▶ _Problem_
The reply has to contain each record exactly as written.

(Entries shown Opens)

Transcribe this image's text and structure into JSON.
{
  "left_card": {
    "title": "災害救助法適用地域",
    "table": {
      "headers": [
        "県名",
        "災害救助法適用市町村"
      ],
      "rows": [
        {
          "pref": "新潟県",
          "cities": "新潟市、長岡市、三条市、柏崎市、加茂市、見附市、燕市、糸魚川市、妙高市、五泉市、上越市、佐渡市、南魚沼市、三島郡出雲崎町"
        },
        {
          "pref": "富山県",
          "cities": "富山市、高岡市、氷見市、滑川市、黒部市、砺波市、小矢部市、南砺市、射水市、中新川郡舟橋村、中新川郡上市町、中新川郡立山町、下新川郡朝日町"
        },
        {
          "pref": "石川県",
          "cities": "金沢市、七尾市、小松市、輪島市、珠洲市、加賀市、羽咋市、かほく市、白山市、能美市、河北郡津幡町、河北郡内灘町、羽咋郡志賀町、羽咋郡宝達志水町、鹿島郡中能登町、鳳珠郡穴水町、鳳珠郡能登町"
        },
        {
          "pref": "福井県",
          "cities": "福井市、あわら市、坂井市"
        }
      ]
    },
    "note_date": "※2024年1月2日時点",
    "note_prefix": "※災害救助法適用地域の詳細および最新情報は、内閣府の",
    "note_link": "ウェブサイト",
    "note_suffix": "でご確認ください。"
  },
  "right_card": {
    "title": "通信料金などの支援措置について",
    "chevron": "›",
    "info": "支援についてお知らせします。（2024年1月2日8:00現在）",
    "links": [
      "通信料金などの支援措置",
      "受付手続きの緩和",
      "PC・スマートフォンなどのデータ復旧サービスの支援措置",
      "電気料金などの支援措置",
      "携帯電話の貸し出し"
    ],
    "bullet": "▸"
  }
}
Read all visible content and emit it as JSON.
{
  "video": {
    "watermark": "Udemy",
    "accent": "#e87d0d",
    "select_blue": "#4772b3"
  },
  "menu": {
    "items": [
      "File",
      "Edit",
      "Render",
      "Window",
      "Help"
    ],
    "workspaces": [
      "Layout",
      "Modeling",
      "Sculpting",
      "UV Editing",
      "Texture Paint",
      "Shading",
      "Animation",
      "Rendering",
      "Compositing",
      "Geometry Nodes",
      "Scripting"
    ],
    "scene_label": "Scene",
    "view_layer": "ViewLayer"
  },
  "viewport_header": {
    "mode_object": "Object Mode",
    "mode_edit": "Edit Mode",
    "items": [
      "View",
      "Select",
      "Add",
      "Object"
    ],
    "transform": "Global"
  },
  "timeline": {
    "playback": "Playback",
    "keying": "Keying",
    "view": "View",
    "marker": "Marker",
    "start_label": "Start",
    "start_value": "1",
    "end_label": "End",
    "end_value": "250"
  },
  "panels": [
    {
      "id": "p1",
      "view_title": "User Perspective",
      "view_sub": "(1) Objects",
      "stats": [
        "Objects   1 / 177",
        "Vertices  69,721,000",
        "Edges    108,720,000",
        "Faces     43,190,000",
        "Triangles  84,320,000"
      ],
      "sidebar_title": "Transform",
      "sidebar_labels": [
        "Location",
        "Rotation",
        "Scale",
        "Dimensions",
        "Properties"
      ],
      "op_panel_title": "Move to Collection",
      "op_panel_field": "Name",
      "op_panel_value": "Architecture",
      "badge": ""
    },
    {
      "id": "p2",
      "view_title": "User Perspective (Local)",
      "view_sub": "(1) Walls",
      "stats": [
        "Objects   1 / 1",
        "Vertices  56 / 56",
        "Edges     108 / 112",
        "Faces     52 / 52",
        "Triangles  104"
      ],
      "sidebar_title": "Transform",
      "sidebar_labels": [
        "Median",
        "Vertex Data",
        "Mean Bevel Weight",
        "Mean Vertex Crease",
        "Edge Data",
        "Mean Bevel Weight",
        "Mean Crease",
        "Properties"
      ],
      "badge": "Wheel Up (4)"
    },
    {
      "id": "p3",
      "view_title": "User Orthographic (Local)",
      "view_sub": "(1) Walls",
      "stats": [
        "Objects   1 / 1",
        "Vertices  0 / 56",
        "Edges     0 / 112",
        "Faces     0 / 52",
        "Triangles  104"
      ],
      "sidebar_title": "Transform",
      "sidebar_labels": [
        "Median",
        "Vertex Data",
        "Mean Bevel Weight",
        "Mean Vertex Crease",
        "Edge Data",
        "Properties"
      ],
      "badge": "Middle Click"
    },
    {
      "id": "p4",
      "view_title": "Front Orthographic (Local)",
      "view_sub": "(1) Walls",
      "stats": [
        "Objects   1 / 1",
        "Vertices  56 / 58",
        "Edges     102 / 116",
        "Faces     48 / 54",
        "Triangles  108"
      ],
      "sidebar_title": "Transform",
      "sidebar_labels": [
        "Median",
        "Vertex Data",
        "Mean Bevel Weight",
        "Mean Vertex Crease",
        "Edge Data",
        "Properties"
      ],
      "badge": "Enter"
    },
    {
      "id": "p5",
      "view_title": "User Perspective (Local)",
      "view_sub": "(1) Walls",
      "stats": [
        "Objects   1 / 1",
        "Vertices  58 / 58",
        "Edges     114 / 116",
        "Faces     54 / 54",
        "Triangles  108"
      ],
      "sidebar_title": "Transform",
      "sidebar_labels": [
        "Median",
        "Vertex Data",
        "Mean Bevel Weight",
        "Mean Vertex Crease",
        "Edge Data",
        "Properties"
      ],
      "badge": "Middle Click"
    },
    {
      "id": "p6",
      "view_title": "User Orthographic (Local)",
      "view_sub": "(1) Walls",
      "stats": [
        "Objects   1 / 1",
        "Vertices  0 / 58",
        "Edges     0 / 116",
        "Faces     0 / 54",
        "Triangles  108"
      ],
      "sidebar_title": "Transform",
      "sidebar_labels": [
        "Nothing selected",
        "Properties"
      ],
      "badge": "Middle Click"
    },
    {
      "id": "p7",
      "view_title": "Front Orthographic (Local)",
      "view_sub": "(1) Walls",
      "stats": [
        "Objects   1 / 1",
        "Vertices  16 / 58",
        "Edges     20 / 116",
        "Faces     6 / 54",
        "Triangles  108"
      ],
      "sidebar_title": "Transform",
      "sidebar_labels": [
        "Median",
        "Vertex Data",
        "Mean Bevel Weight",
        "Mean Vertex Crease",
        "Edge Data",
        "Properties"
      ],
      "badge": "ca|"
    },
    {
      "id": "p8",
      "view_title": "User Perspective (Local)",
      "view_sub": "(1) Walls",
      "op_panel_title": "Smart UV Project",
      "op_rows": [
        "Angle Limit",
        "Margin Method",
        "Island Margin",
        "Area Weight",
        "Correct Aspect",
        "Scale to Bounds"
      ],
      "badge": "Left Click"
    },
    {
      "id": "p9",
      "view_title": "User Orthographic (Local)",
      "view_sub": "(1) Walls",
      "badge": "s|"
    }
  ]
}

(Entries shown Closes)

▶ _Solution to the exercise_
Transcribe this image's text and structure into JSON.
{
  "left_card": {
    "title": "災害救助法適用地域",
    "table": {
      "headers": [
        "県名",
        "災害救助法適用市町村"
      ],
      "rows": [
        {
          "pref": "新潟県",
          "cities": "新潟市、長岡市、三条市、柏崎市、加茂市、見附市、燕市、糸魚川市、妙高市、五泉市、上越市、佐渡市、南魚沼市、三島郡出雲崎町"
        },
        {
          "pref": "富山県",
          "cities": "富山市、高岡市、氷見市、滑川市、黒部市、砺波市、小矢部市、南砺市、射水市、中新川郡舟橋村、中新川郡上市町、中新川郡立山町、下新川郡朝日町"
        },
        {
          "pref": "石川県",
          "cities": "金沢市、七尾市、小松市、輪島市、珠洲市、加賀市、羽咋市、かほく市、白山市、能美市、河北郡津幡町、河北郡内灘町、羽咋郡志賀町、羽咋郡宝達志水町、鹿島郡中能登町、鳳珠郡穴水町、鳳珠郡能登町"
        },
        {
          "pref": "福井県",
          "cities": "福井市、あわら市、坂井市"
        }
      ]
    },
    "note_date": "※2024年1月2日時点",
    "note_prefix": "※災害救助法適用地域の詳細および最新情報は、内閣府の",
    "note_link": "ウェブサイト",
    "note_suffix": "でご確認ください。"
  },
  "right_card": {
    "title": "通信料金などの支援措置について",
    "chevron": "›",
    "info": "支援についてお知らせします。（2024年1月2日8:00現在）",
    "links": [
      "通信料金などの支援措置",
      "受付手続きの緩和",
      "PC・スマートフォンなどのデータ復旧サービスの支援措置",
      "電気料金などの支援措置",
      "携帯電話の貸し出し"
    ],
    "bullet": "▸"
  }
}
Read all visible content and emit it as JSON.
{
  "video": {
    "watermark": "Udemy",
    "accent": "#e87d0d",
    "select_blue": "#4772b3"
  },
  "menu": {
    "items": [
      "File",
      "Edit",
      "Render",
      "Window",
      "Help"
    ],
    "workspaces": [
      "Layout",
      "Modeling",
      "Sculpting",
      "UV Editing",
      "Texture Paint",
      "Shading",
      "Animation",
      "Rendering",
      "Compositing",
      "Geometry Nodes",
      "Scripting"
    ],
    "scene_label": "Scene",
    "view_layer": "ViewLayer"
  },
  "viewport_header": {
    "mode_object": "Object Mode",
    "mode_edit": "Edit Mode",
    "items": [
      "View",
      "Select",
      "Add",
      "Object"
    ],
    "transform": "Global"
  },
  "timeline": {
    "playback": "Playback",
    "keying": "Keying",
    "view": "View",
    "marker": "Marker",
    "start_label": "Start",
    "start_value": "1",
    "end_label": "End",
    "end_value": "250"
  },
  "panels": [
    {
      "id": "p1",
      "view_title": "User Perspective",
      "view_sub": "(1) Objects",
      "stats": [
        "Objects   1 / 177",
        "Vertices  69,721,000",
        "Edges    108,720,000",
        "Faces     43,190,000",
        "Triangles  84,320,000"
      ],
      "sidebar_title": "Transform",
      "sidebar_labels": [
        "Location",
        "Rotation",
        "Scale",
        "Dimensions",
        "Properties"
      ],
      "op_panel_title": "Move to Collection",
      "op_panel_field": "Name",
      "op_panel_value": "Architecture",
      "badge": ""
    },
    {
      "id": "p2",
      "view_title": "User Perspective (Local)",
      "view_sub": "(1) Walls",
      "stats": [
        "Objects   1 / 1",
        "Vertices  56 / 56",
        "Edges     108 / 112",
        "Faces     52 / 52",
        "Triangles  104"
      ],
      "sidebar_title": "Transform",
      "sidebar_labels": [
        "Median",
        "Vertex Data",
        "Mean Bevel Weight",
        "Mean Vertex Crease",
        "Edge Data",
        "Mean Bevel Weight",
        "Mean Crease",
        "Properties"
      ],
      "badge": "Wheel Up (4)"
    },
    {
      "id": "p3",
      "view_title": "User Orthographic (Local)",
      "view_sub": "(1) Walls",
      "stats": [
        "Objects   1 / 1",
        "Vertices  0 / 56",
        "Edges     0 / 112",
        "Faces     0 / 52",
        "Triangles  104"
      ],
      "sidebar_title": "Transform",
      "sidebar_labels": [
        "Median",
        "Vertex Data",
        "Mean Bevel Weight",
        "Mean Vertex Crease",
        "Edge Data",
        "Properties"
      ],
      "badge": "Middle Click"
    },
    {
      "id": "p4",
      "view_title": "Front Orthographic (Local)",
      "view_sub": "(1) Walls",
      "stats": [
        "Objects   1 / 1",
        "Vertices  56 / 58",
        "Edges     102 / 116",
        "Faces     48 / 54",
        "Triangles  108"
      ],
      "sidebar_title": "Transform",
      "sidebar_labels": [
        "Median",
        "Vertex Data",
        "Mean Bevel Weight",
        "Mean Vertex Crease",
        "Edge Data",
        "Properties"
      ],
      "badge": "Enter"
    },
    {
      "id": "p5",
      "view_title": "User Perspective (Local)",
      "view_sub": "(1) Walls",
      "stats": [
        "Objects   1 / 1",
        "Vertices  58 / 58",
        "Edges     114 / 116",
        "Faces     54 / 54",
        "Triangles  108"
      ],
      "sidebar_title": "Transform",
      "sidebar_labels": [
        "Median",
        "Vertex Data",
        "Mean Bevel Weight",
        "Mean Vertex Crease",
        "Edge Data",
        "Properties"
      ],
      "badge": "Middle Click"
    },
    {
      "id": "p6",
      "view_title": "User Orthographic (Local)",
      "view_sub": "(1) Walls",
      "stats": [
        "Objects   1 / 1",
        "Vertices  0 / 58",
        "Edges     0 / 116",
        "Faces     0 / 54",
        "Triangles  108"
      ],
      "sidebar_title": "Transform",
      "sidebar_labels": [
        "Nothing selected",
        "Properties"
      ],
      "badge": "Middle Click"
    },
    {
      "id": "p7",
      "view_title": "Front Orthographic (Local)",
      "view_sub": "(1) Walls",
      "stats": [
        "Objects   1 / 1",
        "Vertices  16 / 58",
        "Edges     20 / 116",
        "Faces     6 / 54",
        "Triangles  108"
      ],
      "sidebar_title": "Transform",
      "sidebar_labels": [
        "Median",
        "Vertex Data",
        "Mean Bevel Weight",
        "Mean Vertex Crease",
        "Edge Data",
        "Properties"
      ],
      "badge": "ca|"
    },
    {
      "id": "p8",
      "view_title": "User Perspective (Local)",
      "view_sub": "(1) Walls",
      "op_panel_title": "Smart UV Project",
      "op_rows": [
        "Angle Limit",
        "Margin Method",
        "Island Margin",
        "Area Weight",
        "Correct Aspect",
        "Scale to Bounds"
      ],
      "badge": "Left Click"
    },
    {
      "id": "p9",
      "view_title": "User Orthographic (Local)",
      "view_sub": "(1) Walls",
      "badge": "s|"
    }
  ]
}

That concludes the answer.